    But the "dry" refers to the fact that it contains alcohol, so the "sparkling dry" would be contradictory.

    My advise - use what you have on hand. It's the lighter, fruity flavour you are going for, which you will certainly achieve.
    "Is ice hockey hard? I don't know, you tell me. We need to have the strength and power of a football player, the stamina of a marathon runner and the concentration of a brain surgeon. But, we need to put all this together while moving at high speeds on a cold and slippery surface while 5 other guys use clubs to try and kill us. Oh, yeah, did I mention that this whole time we're standing on blades 1/8 of an inch thick. Is ice hockey hard? I don't know, you tell me. Next question."

  9. #9
    Join Date
    Aug 2000
    Location
    Delray Beach, FL
    Posts
    4,527
    I don't think "dry" refers to alcohol..."dry" or "sweet" refers to the taste.

    I just looked at the recipe, and there is a note at the top referring to "nonalcoholic sparkling dry cider" being used as a good substitute for "fermented dry cider" which is what the actual recipe calls for, which would be the Strongbow...don't know if I'd waste a strongbow on the recipe, tho

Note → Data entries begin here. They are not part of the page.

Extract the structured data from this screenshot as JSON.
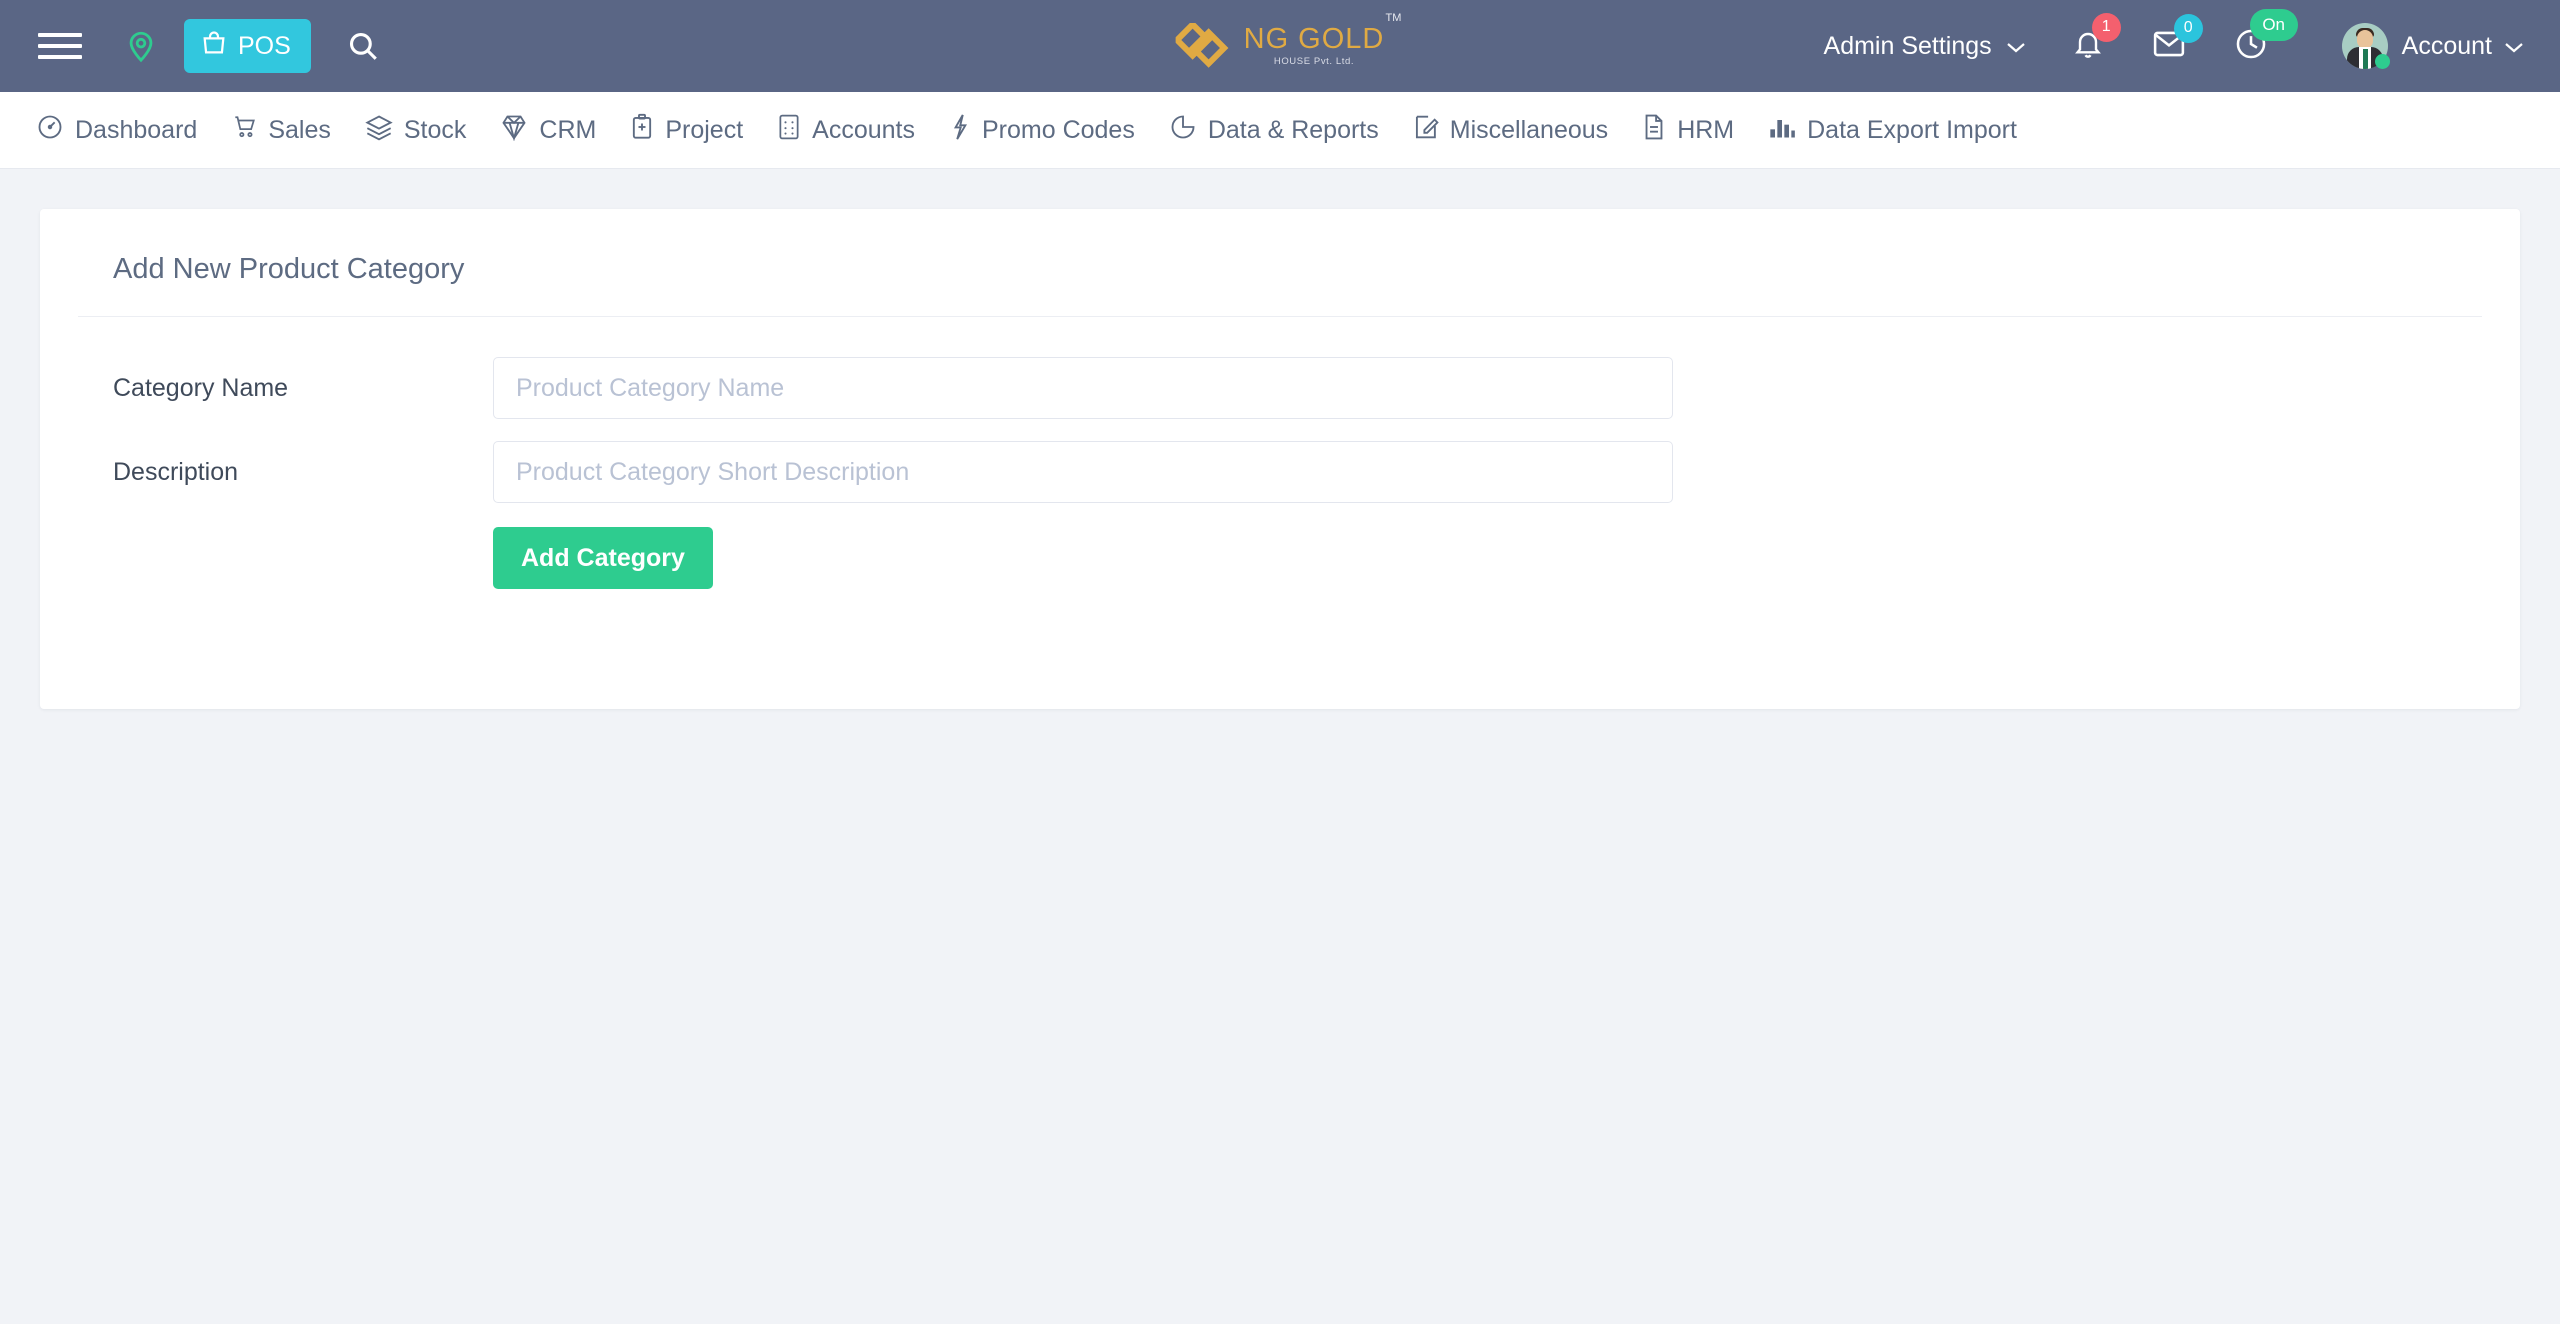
{
  "header": {
    "menu_icon": "hamburger-icon",
    "location_icon": "map-pin-icon",
    "pos_label": "POS",
    "pos_icon": "shopping-bag-icon",
    "search_icon": "search-icon",
    "logo": {
      "main": "NG GOLD",
      "sub": "HOUSE Pvt. Ltd.",
      "tm": "TM"
    },
    "admin_settings_label": "Admin Settings",
    "notifications": {
      "icon": "bell-icon",
      "count": "1",
      "color": "#f4606e"
    },
    "messages": {
      "icon": "envelope-icon",
      "count": "0",
      "color": "#2bc4dd"
    },
    "clock": {
      "icon": "clock-icon",
      "status": "On",
      "color": "#2ecc8f"
    },
    "account_label": "Account",
    "avatar_icon": "user-avatar",
    "chevron_icon": "chevron-down-icon"
  },
  "nav": {
    "items": [
      {
        "label": "Dashboard",
        "icon": "speedometer-icon"
      },
      {
        "label": "Sales",
        "icon": "shopping-cart-icon"
      },
      {
        "label": "Stock",
        "icon": "layers-icon"
      },
      {
        "label": "CRM",
        "icon": "diamond-icon"
      },
      {
        "label": "Project",
        "icon": "briefcase-icon"
      },
      {
        "label": "Accounts",
        "icon": "calculator-icon"
      },
      {
        "label": "Promo Codes",
        "icon": "lightning-bolt-icon"
      },
      {
        "label": "Data & Reports",
        "icon": "pie-chart-icon"
      },
      {
        "label": "Miscellaneous",
        "icon": "edit-square-icon"
      },
      {
        "label": "HRM",
        "icon": "document-icon"
      },
      {
        "label": "Data Export Import",
        "icon": "bar-chart-icon"
      }
    ]
  },
  "card": {
    "title": "Add New Product Category",
    "fields": [
      {
        "label": "Category Name",
        "placeholder": "Product Category Name",
        "value": ""
      },
      {
        "label": "Description",
        "placeholder": "Product Category Short Description",
        "value": ""
      }
    ],
    "submit_label": "Add Category"
  },
  "colors": {
    "header_bg": "#5a6685",
    "pos_btn": "#32c7de",
    "accent_green": "#2ecc8f",
    "logo_gold": "#e0aa43",
    "page_bg": "#f1f3f7",
    "nav_text": "#5d6b82"
  }
}
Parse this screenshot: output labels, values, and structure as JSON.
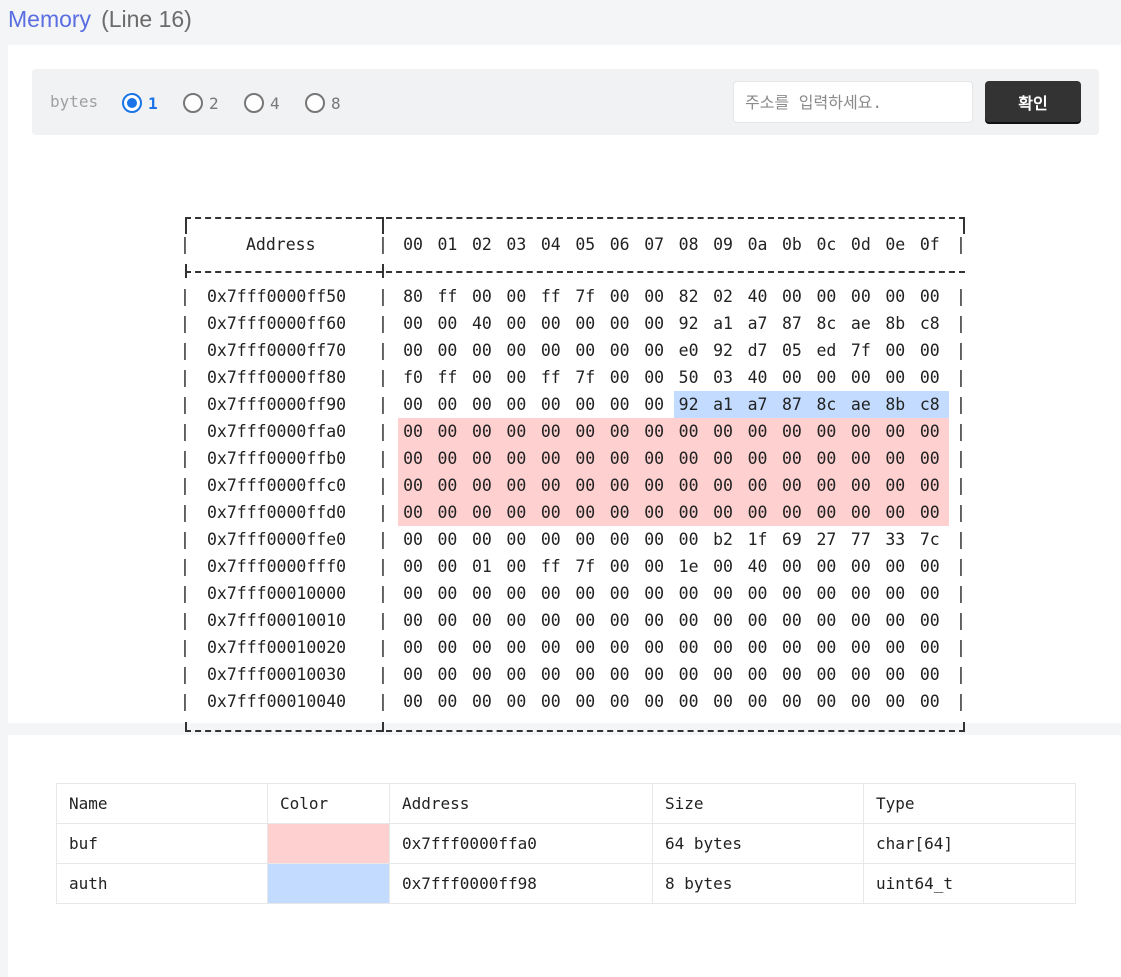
{
  "header": {
    "title": "Memory",
    "subtitle": "(Line 16)"
  },
  "toolbar": {
    "bytes_label": "bytes",
    "options": [
      "1",
      "2",
      "4",
      "8"
    ],
    "selected": "1",
    "address_placeholder": "주소를 입력하세요.",
    "address_value": "",
    "confirm_label": "확인"
  },
  "memory": {
    "address_header": "Address",
    "column_headers": [
      "00",
      "01",
      "02",
      "03",
      "04",
      "05",
      "06",
      "07",
      "08",
      "09",
      "0a",
      "0b",
      "0c",
      "0d",
      "0e",
      "0f"
    ],
    "rows": [
      {
        "address": "0x7fff0000ff50",
        "bytes": [
          "80",
          "ff",
          "00",
          "00",
          "ff",
          "7f",
          "00",
          "00",
          "82",
          "02",
          "40",
          "00",
          "00",
          "00",
          "00",
          "00"
        ]
      },
      {
        "address": "0x7fff0000ff60",
        "bytes": [
          "00",
          "00",
          "40",
          "00",
          "00",
          "00",
          "00",
          "00",
          "92",
          "a1",
          "a7",
          "87",
          "8c",
          "ae",
          "8b",
          "c8"
        ]
      },
      {
        "address": "0x7fff0000ff70",
        "bytes": [
          "00",
          "00",
          "00",
          "00",
          "00",
          "00",
          "00",
          "00",
          "e0",
          "92",
          "d7",
          "05",
          "ed",
          "7f",
          "00",
          "00"
        ]
      },
      {
        "address": "0x7fff0000ff80",
        "bytes": [
          "f0",
          "ff",
          "00",
          "00",
          "ff",
          "7f",
          "00",
          "00",
          "50",
          "03",
          "40",
          "00",
          "00",
          "00",
          "00",
          "00"
        ]
      },
      {
        "address": "0x7fff0000ff90",
        "bytes": [
          "00",
          "00",
          "00",
          "00",
          "00",
          "00",
          "00",
          "00",
          "92",
          "a1",
          "a7",
          "87",
          "8c",
          "ae",
          "8b",
          "c8"
        ]
      },
      {
        "address": "0x7fff0000ffa0",
        "bytes": [
          "00",
          "00",
          "00",
          "00",
          "00",
          "00",
          "00",
          "00",
          "00",
          "00",
          "00",
          "00",
          "00",
          "00",
          "00",
          "00"
        ]
      },
      {
        "address": "0x7fff0000ffb0",
        "bytes": [
          "00",
          "00",
          "00",
          "00",
          "00",
          "00",
          "00",
          "00",
          "00",
          "00",
          "00",
          "00",
          "00",
          "00",
          "00",
          "00"
        ]
      },
      {
        "address": "0x7fff0000ffc0",
        "bytes": [
          "00",
          "00",
          "00",
          "00",
          "00",
          "00",
          "00",
          "00",
          "00",
          "00",
          "00",
          "00",
          "00",
          "00",
          "00",
          "00"
        ]
      },
      {
        "address": "0x7fff0000ffd0",
        "bytes": [
          "00",
          "00",
          "00",
          "00",
          "00",
          "00",
          "00",
          "00",
          "00",
          "00",
          "00",
          "00",
          "00",
          "00",
          "00",
          "00"
        ]
      },
      {
        "address": "0x7fff0000ffe0",
        "bytes": [
          "00",
          "00",
          "00",
          "00",
          "00",
          "00",
          "00",
          "00",
          "00",
          "b2",
          "1f",
          "69",
          "27",
          "77",
          "33",
          "7c"
        ]
      },
      {
        "address": "0x7fff0000fff0",
        "bytes": [
          "00",
          "00",
          "01",
          "00",
          "ff",
          "7f",
          "00",
          "00",
          "1e",
          "00",
          "40",
          "00",
          "00",
          "00",
          "00",
          "00"
        ]
      },
      {
        "address": "0x7fff00010000",
        "bytes": [
          "00",
          "00",
          "00",
          "00",
          "00",
          "00",
          "00",
          "00",
          "00",
          "00",
          "00",
          "00",
          "00",
          "00",
          "00",
          "00"
        ]
      },
      {
        "address": "0x7fff00010010",
        "bytes": [
          "00",
          "00",
          "00",
          "00",
          "00",
          "00",
          "00",
          "00",
          "00",
          "00",
          "00",
          "00",
          "00",
          "00",
          "00",
          "00"
        ]
      },
      {
        "address": "0x7fff00010020",
        "bytes": [
          "00",
          "00",
          "00",
          "00",
          "00",
          "00",
          "00",
          "00",
          "00",
          "00",
          "00",
          "00",
          "00",
          "00",
          "00",
          "00"
        ]
      },
      {
        "address": "0x7fff00010030",
        "bytes": [
          "00",
          "00",
          "00",
          "00",
          "00",
          "00",
          "00",
          "00",
          "00",
          "00",
          "00",
          "00",
          "00",
          "00",
          "00",
          "00"
        ]
      },
      {
        "address": "0x7fff00010040",
        "bytes": [
          "00",
          "00",
          "00",
          "00",
          "00",
          "00",
          "00",
          "00",
          "00",
          "00",
          "00",
          "00",
          "00",
          "00",
          "00",
          "00"
        ]
      }
    ]
  },
  "variables": {
    "headers": [
      "Name",
      "Color",
      "Address",
      "Size",
      "Type"
    ],
    "rows": [
      {
        "name": "buf",
        "color": "#ffd0d0",
        "address": "0x7fff0000ffa0",
        "size": "64 bytes",
        "type": "char[64]",
        "size_bytes": 64
      },
      {
        "name": "auth",
        "color": "#c3dbff",
        "address": "0x7fff0000ff98",
        "size": "8 bytes",
        "type": "uint64_t",
        "size_bytes": 8
      }
    ]
  }
}
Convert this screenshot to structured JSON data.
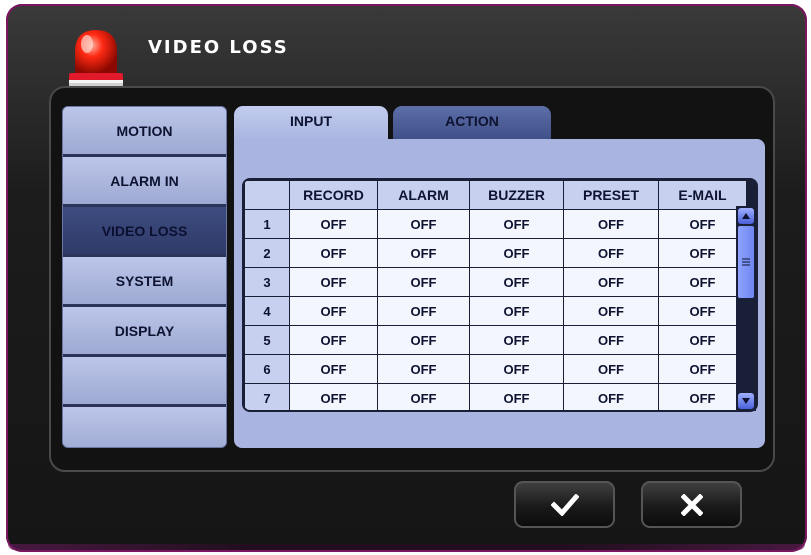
{
  "dialog": {
    "title": "VIDEO LOSS",
    "icon": "alarm-siren-icon"
  },
  "sidebar": {
    "items": [
      {
        "label": "MOTION",
        "active": false
      },
      {
        "label": "ALARM IN",
        "active": false
      },
      {
        "label": "VIDEO LOSS",
        "active": true
      },
      {
        "label": "SYSTEM",
        "active": false
      },
      {
        "label": "DISPLAY",
        "active": false
      },
      {
        "label": "",
        "active": false
      },
      {
        "label": "",
        "active": false
      }
    ]
  },
  "tabs": [
    {
      "label": "INPUT",
      "active": false
    },
    {
      "label": "ACTION",
      "active": true
    }
  ],
  "table": {
    "columns": [
      "",
      "RECORD",
      "ALARM",
      "BUZZER",
      "PRESET",
      "E-MAIL"
    ],
    "rows": [
      {
        "num": "1",
        "cells": [
          "OFF",
          "OFF",
          "OFF",
          "OFF",
          "OFF"
        ]
      },
      {
        "num": "2",
        "cells": [
          "OFF",
          "OFF",
          "OFF",
          "OFF",
          "OFF"
        ]
      },
      {
        "num": "3",
        "cells": [
          "OFF",
          "OFF",
          "OFF",
          "OFF",
          "OFF"
        ]
      },
      {
        "num": "4",
        "cells": [
          "OFF",
          "OFF",
          "OFF",
          "OFF",
          "OFF"
        ]
      },
      {
        "num": "5",
        "cells": [
          "OFF",
          "OFF",
          "OFF",
          "OFF",
          "OFF"
        ]
      },
      {
        "num": "6",
        "cells": [
          "OFF",
          "OFF",
          "OFF",
          "OFF",
          "OFF"
        ]
      },
      {
        "num": "7",
        "cells": [
          "OFF",
          "OFF",
          "OFF",
          "OFF",
          "OFF"
        ]
      }
    ]
  },
  "footer": {
    "ok_icon": "checkmark-icon",
    "cancel_icon": "close-x-icon"
  },
  "colors": {
    "accent": "#3e4e86",
    "panel": "#a9b5e0",
    "window": "#1c1c1c"
  }
}
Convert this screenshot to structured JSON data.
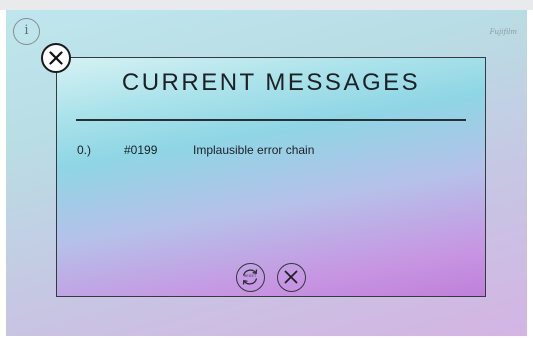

    Now I'm looking forward to the Pub this week

    ~Gail
    "I expect to pass through life but once.
    If, therefore, there be any kindness I can show or any good thing I can do any fellow being, let me do it now and not defer or neglect it, as I shall not pass this way again."
    -William Penn (1644-1718)

    ~~www.Nurse-Gail.com~~

  10. #10
    Join Date
    Sep 2004
    Location
    New Jersey
    Posts
    86

    sparkling cider

    Thanks everyone. I looked at what was in the house and one bottle says Woodpecker English cider. The other bottle was opened already and has a piece of foil covering the opening. It's called Doc's Draft Hard apple cider. I'm not sure if it's still good to use. But I think that bottle of woodpecker english cider I'll use. I won't even ask if it's okay. My son is only 8 and shouldn't be drinking it. Just kidding!! It's the snow. I haven't seen any saying sweet or dry. Maybe I'll enjoy a taste while cooking.
    Cheers!

Posting Permissions

  • You may not post new threads
  • You may not post replies
  • You may not post attachments
  • You may not edit your posts
  •